The Echinacea ‘Hot Papaya’ on the Great Lawn by the rocks are such a deep, beautiful color. – Emily, philanthropy assistant
One of my favorite foxgloves is Digitalis ferruginea, the rusty foxglove. The idea of rust does not do this plant justice as the peachy, creamy color is divine! Perfect for a vertical element and attractive to pollinators this plant is an excellent choice for your garden. Watch as bumble bees and hummingbirds vie for a chance to collect nectar from the tubular blossoms in the Alfond Children’s Garden. – Jen, horticulturist
Bachelors buttons (Centaurea cyanus) are such soft and sweetly wild little flowers! I caught these ones on a cloudy rainy day and they just looked so friendly, nodding their heads into the pathway in the Lerner Garden to greet me! – Jo, guest services & front desk coordinator
Looking beautiful in the Great Lawn Ledge Bed at the moment is a new addition to CMBG – Lupinus ‘My Castle,’ a lovely pinkish red perennial lupine. Here’s hoping it seeds in everywhere! – Syretha, horticulturist
The loveliest little clematis is the Clematis ‘Rooguchi.’ With its dainty, dark purple, bell-shaped flowers and long season of bloom, you will find it pairs well with the deep yellows and oranges of Rudbeckia and Helenium. Left to ramble at its own free will or trained on a trellis, you won’t be disappointed with this wonderful member of the family Ranunculaceae. Find it on your journey through the Bibby and Harold Alfond Children’s Garden. – Jen, horticulturist

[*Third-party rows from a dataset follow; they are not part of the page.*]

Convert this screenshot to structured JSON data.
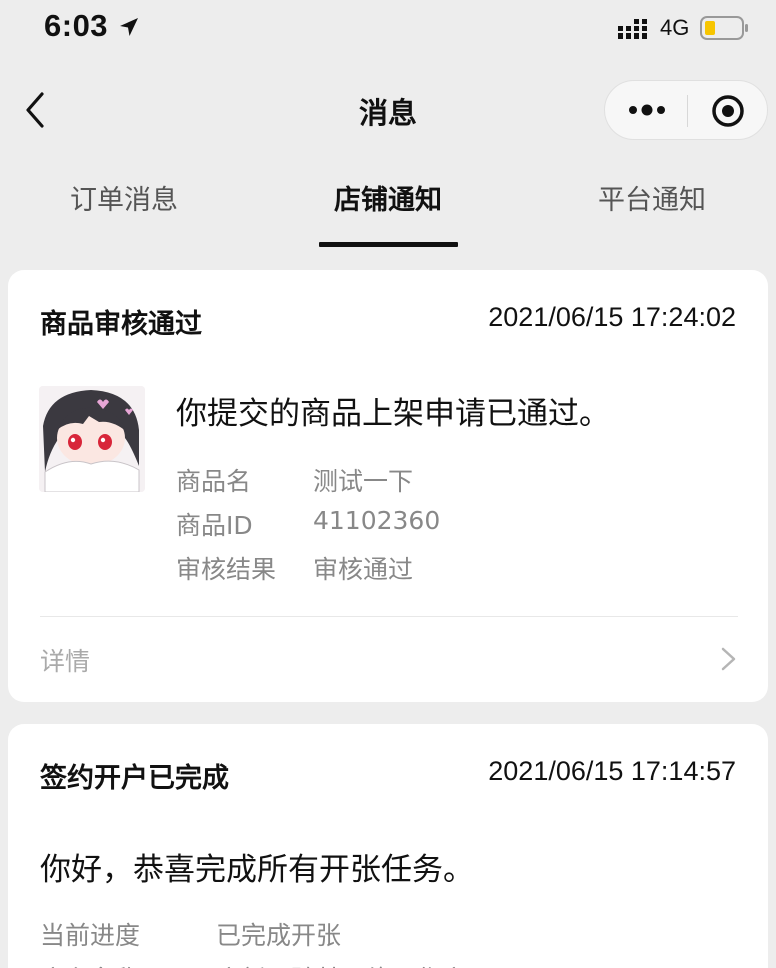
{
  "status_bar": {
    "time": "6:03",
    "network": "4G",
    "icons": [
      "location-arrow-icon",
      "signal-icon",
      "battery-icon"
    ]
  },
  "nav": {
    "title": "消息",
    "back_icon": "chevron-left-icon",
    "capsule_icons": [
      "more-dots-icon",
      "target-icon"
    ]
  },
  "tabs": [
    {
      "label": "订单消息",
      "active": false
    },
    {
      "label": "店铺通知",
      "active": true
    },
    {
      "label": "平台通知",
      "active": false
    }
  ],
  "cards": [
    {
      "title": "商品审核通过",
      "time": "2021/06/15 17:24:02",
      "message": "你提交的商品上架申请已通过。",
      "fields": [
        {
          "label": "商品名",
          "value": "测试一下"
        },
        {
          "label": "商品ID",
          "value": "41102360"
        },
        {
          "label": "审核结果",
          "value": "审核通过"
        }
      ],
      "detail_label": "详情"
    },
    {
      "title": "签约开户已完成",
      "time": "2021/06/15 17:14:57",
      "message": "你好，恭喜完成所有开张任务。",
      "fields": [
        {
          "label": "当前进度",
          "value": "已完成开张"
        },
        {
          "label": "店主名称",
          "value": "店新区验基四络王作店"
        }
      ]
    }
  ],
  "colors": {
    "background": "#ededed",
    "card": "#ffffff",
    "battery_fill": "#f7c500",
    "muted_text": "#888888"
  }
}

I love this Tithonia diversifolia in the Children’s Garden because it stands out in the garden with its bright color and pollinators love it, especially the monarchs. When fully mature, it will stand 5-6 ft. tall. – Erika, Youth and Family Coordinator
Lavender is one of my all-time favorite aromatic herbs. This planting of ‘Hidcote’ (Lavandula angustifolia ‘Hidcote’) in the Bibby and Harold Alfond Children’s Garden is stunning as the flowers begin to open. In fact, the best time to collect lavender flowers is just before they open. Stash a bundle under your pillow or steep in the tub for a nice calming and relaxing effect. – Jen, horticulturist
In the Great Lawn East Bed (closest to the Lerner Garden entrance arch), be sure to check out the stunning Papaver somneriferum ‘Black Peony,’ an opium poppy cultivar. While the plants themselves are annual, opium poppies self seed readily, and the seeds are easily saved for sowing in the spring. This variety is supposed to be a double, but has proven to be a lovely mix or double and single flowers! – Syretha, horticulturist